Small and medium-sized businesses (SMBs) don’t have the luxury of making cybersecurity a priority at the same rate as larger businesses. Many may use their limited budgets as an excuse not to put as much into their network security and incident response plans, as they should. Research has shown that this is a mistake. The residual effects of a cyberattack can leave an SMB in shambles according to the National Cyber Security Alliance. Sixty percent of small businesses are forced to close their doors less than six months after a breach.
More and more SMBs are being targeted by hackers leading 58% of SMB executives to fear the possibility of a breach more than floods, fires, transit strikes or even a physical office break-in. Thankfully, having a comprehensive incident response plan can help prepare SMBs recover lost files and information, while laying out a plan on how to resume business after a cybercrime. Let’s review the process of creating and testing your incident response plan in-house or via an experienced 3rd Party cybersecurity firm.
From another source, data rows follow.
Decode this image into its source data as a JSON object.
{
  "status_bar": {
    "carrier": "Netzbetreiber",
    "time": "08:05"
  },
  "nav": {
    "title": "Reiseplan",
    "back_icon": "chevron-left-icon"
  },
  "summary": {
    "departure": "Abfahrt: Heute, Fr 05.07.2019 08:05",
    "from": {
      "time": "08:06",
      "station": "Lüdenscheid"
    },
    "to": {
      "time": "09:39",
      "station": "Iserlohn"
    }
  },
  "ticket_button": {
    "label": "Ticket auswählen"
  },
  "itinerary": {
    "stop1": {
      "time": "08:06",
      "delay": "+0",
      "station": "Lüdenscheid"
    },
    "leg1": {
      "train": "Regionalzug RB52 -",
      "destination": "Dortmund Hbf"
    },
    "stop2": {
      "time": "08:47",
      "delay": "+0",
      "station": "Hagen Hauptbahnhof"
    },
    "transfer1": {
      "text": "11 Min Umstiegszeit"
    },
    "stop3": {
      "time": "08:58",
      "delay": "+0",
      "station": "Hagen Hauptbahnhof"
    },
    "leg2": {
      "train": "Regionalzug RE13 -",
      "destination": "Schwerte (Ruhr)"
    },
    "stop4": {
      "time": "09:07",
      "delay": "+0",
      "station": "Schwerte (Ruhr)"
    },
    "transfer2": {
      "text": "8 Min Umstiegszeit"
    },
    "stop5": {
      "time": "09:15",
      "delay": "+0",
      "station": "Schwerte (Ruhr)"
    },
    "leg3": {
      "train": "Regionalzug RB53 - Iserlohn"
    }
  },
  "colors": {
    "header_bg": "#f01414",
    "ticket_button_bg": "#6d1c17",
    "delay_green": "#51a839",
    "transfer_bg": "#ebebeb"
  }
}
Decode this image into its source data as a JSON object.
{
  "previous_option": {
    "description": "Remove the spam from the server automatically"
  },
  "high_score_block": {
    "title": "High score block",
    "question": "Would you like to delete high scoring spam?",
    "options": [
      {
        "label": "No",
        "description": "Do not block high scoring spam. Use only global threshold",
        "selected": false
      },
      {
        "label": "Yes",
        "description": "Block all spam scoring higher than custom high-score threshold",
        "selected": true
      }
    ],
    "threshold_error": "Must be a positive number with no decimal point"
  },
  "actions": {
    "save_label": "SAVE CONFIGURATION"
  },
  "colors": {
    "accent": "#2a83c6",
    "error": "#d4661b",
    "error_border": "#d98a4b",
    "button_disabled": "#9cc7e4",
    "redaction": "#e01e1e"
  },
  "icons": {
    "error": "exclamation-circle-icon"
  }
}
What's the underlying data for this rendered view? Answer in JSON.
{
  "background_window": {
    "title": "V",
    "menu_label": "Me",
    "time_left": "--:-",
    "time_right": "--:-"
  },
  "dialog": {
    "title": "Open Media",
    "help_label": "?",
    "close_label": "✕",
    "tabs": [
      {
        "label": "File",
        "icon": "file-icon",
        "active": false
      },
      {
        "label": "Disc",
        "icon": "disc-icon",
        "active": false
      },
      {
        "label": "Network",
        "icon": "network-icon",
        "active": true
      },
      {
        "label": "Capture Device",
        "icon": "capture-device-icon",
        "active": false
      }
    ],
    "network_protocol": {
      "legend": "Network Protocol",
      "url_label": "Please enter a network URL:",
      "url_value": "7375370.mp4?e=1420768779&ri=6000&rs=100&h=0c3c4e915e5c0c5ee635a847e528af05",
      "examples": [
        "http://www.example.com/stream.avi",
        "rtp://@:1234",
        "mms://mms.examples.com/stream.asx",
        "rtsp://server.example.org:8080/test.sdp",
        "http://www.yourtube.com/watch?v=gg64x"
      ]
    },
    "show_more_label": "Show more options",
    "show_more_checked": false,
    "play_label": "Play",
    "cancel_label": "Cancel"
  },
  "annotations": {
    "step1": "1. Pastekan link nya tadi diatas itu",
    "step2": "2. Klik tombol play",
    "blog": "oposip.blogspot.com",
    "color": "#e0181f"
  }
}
Creating a Cybersecurity Incident Response Plan is Key
Most companies tend to spend their cybersecurity budget on detection and recovery which together, make up 55% of total internal security spending. Unfortunately, SMBs require solutions that may be a bit more holistic as part of a proactive cyber defense strategy. A comprehensive incident response plan must include isolation of an infected computer, contacting law enforcement, collecting forensic evidence with a chain of custody process, security important files that may still exist, safeguarding backup systems, changing account passwords, or even calling in a forensics expert to examine what went wrong.
The cost associated with a cyberattack is increasing to the point where just a single event can cost an SMB between $84,000 and $148,000. Globally, this figure represents a cost increase of over 27% since last year. In 2017 alone, 72% of hacked businesses spent more than $5,000 to investigate cyberattacks, in addition to restoration or replacing damaged software and hardware. Creating an incident response plan and practicing it during normal business operations ensures that your SMB knows what to do if you become a victim.
Put your Incident Response Plan to the Test
Unfortunately, planning to prevent a cyber-attack can be an impossible pursuit. But that isn’t the purpose of an incident response plan. Instead, your incident response plan should demonstrate how your SMB will respond to a breach or attack, and ultimately how it will contain the security threat. These plans should include the necessary steps for how your organization will respond and ensure business continuity. Having the plan ready will allow your SMB to stay nimble and act quickly to remedy breach situations, giving you an advantage in reducing risks and potential damages that may ensue.
According to Verizon’s 2018 Data Breach Investigations Report, small businesses account for 58% of malware attack victims. So it’s not enough to simply implement an incident response plan; you have to nurture, test, and update it. This process of nurturing is typically done via a series of simulated attacks on your system to test its rigor in the face of the threat of hackers. From these important tests, your organization can learn lessons that will have real, lasting value. Through testing, you’ll be able to identify opportunities to expedite remediation efforts and keep your organization focused on the highest value tasks to return to normal business operations. And by repeating this review, over time your plan will become refined, gain adoption, and become familiar with everyone required to participate.
Outsourcing your SMB’s Cybersecurity Efforts
Even SMBs with outstanding technical talent have difficulty filling their security jobs in-house. Due to the high demand, cybersecurity professionals command high salaries and they can be difficult to retain once hired. By hiring an external team to help document, test, and refine your IR Plan, will allow your organization to tap into their expertise, bringing added experience to your in-house team. The outsourcing trend will continue to grow, as the talent shortage increases. According to the General Services Administration, 70% of surveyed companies are planning to outsource more, with 35% of them planning to do so significantly.
SMB leaders are becoming increasingly comfortable in seeking external cybersecurity partners and experts to help get ahead of network compromises by developing strong processes, procedures, and documentation. This type of valuable insight, feedback, and planning is important in helping your organization identify potential flaws in your incident response plan. Businesses will have to rise above the haze of cyberattacks that can leave a stain on customer experience, if they’ve provided sensitive data that has the potential of becoming compromised. SMB’s must practice due diligence in protecting their client data, which ultimately brings value to your organization and it’s services.